=== Extracted information ===
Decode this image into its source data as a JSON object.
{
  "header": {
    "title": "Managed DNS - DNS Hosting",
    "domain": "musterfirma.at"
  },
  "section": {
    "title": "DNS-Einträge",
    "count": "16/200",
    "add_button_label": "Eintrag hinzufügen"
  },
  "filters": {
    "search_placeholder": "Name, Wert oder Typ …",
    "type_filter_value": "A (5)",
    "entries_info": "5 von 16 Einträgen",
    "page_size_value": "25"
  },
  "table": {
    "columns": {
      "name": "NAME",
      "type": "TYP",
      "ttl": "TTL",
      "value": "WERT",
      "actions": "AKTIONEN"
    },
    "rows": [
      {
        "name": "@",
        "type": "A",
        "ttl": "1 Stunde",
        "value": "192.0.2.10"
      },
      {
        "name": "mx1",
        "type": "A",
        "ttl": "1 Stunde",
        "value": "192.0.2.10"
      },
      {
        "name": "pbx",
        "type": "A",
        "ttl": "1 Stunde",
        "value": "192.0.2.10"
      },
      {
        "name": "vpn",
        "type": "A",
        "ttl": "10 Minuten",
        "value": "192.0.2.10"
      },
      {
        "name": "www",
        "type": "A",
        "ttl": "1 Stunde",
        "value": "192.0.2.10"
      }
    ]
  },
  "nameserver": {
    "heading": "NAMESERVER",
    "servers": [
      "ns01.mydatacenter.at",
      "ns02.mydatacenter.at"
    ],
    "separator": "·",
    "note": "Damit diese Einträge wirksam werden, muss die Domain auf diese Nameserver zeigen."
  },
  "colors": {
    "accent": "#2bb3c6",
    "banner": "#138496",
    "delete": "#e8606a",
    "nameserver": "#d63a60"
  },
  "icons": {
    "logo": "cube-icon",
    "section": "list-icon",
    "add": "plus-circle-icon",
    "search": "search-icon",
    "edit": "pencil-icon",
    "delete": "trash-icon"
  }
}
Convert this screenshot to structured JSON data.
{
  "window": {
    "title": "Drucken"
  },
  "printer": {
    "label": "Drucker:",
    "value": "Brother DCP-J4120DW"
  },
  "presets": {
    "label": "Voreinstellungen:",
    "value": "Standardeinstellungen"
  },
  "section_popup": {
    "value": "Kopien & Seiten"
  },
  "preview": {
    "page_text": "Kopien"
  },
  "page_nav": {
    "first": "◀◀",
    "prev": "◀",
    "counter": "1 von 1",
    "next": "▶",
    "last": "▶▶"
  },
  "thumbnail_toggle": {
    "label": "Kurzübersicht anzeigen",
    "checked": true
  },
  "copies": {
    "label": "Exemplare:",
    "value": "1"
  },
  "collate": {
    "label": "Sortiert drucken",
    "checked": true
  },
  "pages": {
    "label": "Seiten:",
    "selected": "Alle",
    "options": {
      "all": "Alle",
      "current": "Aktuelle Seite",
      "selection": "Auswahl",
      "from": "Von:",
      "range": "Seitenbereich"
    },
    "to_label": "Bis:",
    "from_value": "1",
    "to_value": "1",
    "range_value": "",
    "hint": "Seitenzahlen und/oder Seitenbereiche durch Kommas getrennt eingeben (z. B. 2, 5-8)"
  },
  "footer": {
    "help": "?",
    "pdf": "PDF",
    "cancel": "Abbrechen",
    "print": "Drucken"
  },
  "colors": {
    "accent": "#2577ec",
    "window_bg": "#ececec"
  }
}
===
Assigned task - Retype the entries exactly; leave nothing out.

Response to this exercise -
Decode this image into its source data as a JSON object.
{
  "header": {
    "title": "Managed DNS - DNS Hosting",
    "domain": "musterfirma.at"
  },
  "section": {
    "title": "DNS-Einträge",
    "count": "16/200",
    "add_button_label": "Eintrag hinzufügen"
  },
  "filters": {
    "search_placeholder": "Name, Wert oder Typ …",
    "type_filter_value": "A (5)",
    "entries_info": "5 von 16 Einträgen",
    "page_size_value": "25"
  },
  "table": {
    "columns": {
      "name": "NAME",
      "type": "TYP",
      "ttl": "TTL",
      "value": "WERT",
      "actions": "AKTIONEN"
    },
    "rows": [
      {
        "name": "@",
        "type": "A",
        "ttl": "1 Stunde",
        "value": "192.0.2.10"
      },
      {
        "name": "mx1",
        "type": "A",
        "ttl": "1 Stunde",
        "value": "192.0.2.10"
      },
      {
        "name": "pbx",
        "type": "A",
        "ttl": "1 Stunde",
        "value": "192.0.2.10"
      },
      {
        "name": "vpn",
        "type": "A",
        "ttl": "10 Minuten",
        "value": "192.0.2.10"
      },
      {
        "name": "www",
        "type": "A",
        "ttl": "1 Stunde",
        "value": "192.0.2.10"
      }
    ]
  },
  "nameserver": {
    "heading": "NAMESERVER",
    "servers": [
      "ns01.mydatacenter.at",
      "ns02.mydatacenter.at"
    ],
    "separator": "·",
    "note": "Damit diese Einträge wirksam werden, muss die Domain auf diese Nameserver zeigen."
  },
  "colors": {
    "accent": "#2bb3c6",
    "banner": "#138496",
    "delete": "#e8606a",
    "nameserver": "#d63a60"
  },
  "icons": {
    "logo": "cube-icon",
    "section": "list-icon",
    "add": "plus-circle-icon",
    "search": "search-icon",
    "edit": "pencil-icon",
    "delete": "trash-icon"
  }
}
Convert this screenshot to structured JSON data.
{
  "window": {
    "title": "Drucken"
  },
  "printer": {
    "label": "Drucker:",
    "value": "Brother DCP-J4120DW"
  },
  "presets": {
    "label": "Voreinstellungen:",
    "value": "Standardeinstellungen"
  },
  "section_popup": {
    "value": "Kopien & Seiten"
  },
  "preview": {
    "page_text": "Kopien"
  },
  "page_nav": {
    "first": "◀◀",
    "prev": "◀",
    "counter": "1 von 1",
    "next": "▶",
    "last": "▶▶"
  },
  "thumbnail_toggle": {
    "label": "Kurzübersicht anzeigen",
    "checked": true
  },
  "copies": {
    "label": "Exemplare:",
    "value": "1"
  },
  "collate": {
    "label": "Sortiert drucken",
    "checked": true
  },
  "pages": {
    "label": "Seiten:",
    "selected": "Alle",
    "options": {
      "all": "Alle",
      "current": "Aktuelle Seite",
      "selection": "Auswahl",
      "from": "Von:",
      "range": "Seitenbereich"
    },
    "to_label": "Bis:",
    "from_value": "1",
    "to_value": "1",
    "range_value": "",
    "hint": "Seitenzahlen und/oder Seitenbereiche durch Kommas getrennt eingeben (z. B. 2, 5-8)"
  },
  "footer": {
    "help": "?",
    "pdf": "PDF",
    "cancel": "Abbrechen",
    "print": "Drucken"
  },
  "colors": {
    "accent": "#2577ec",
    "window_bg": "#ececec"
  }
}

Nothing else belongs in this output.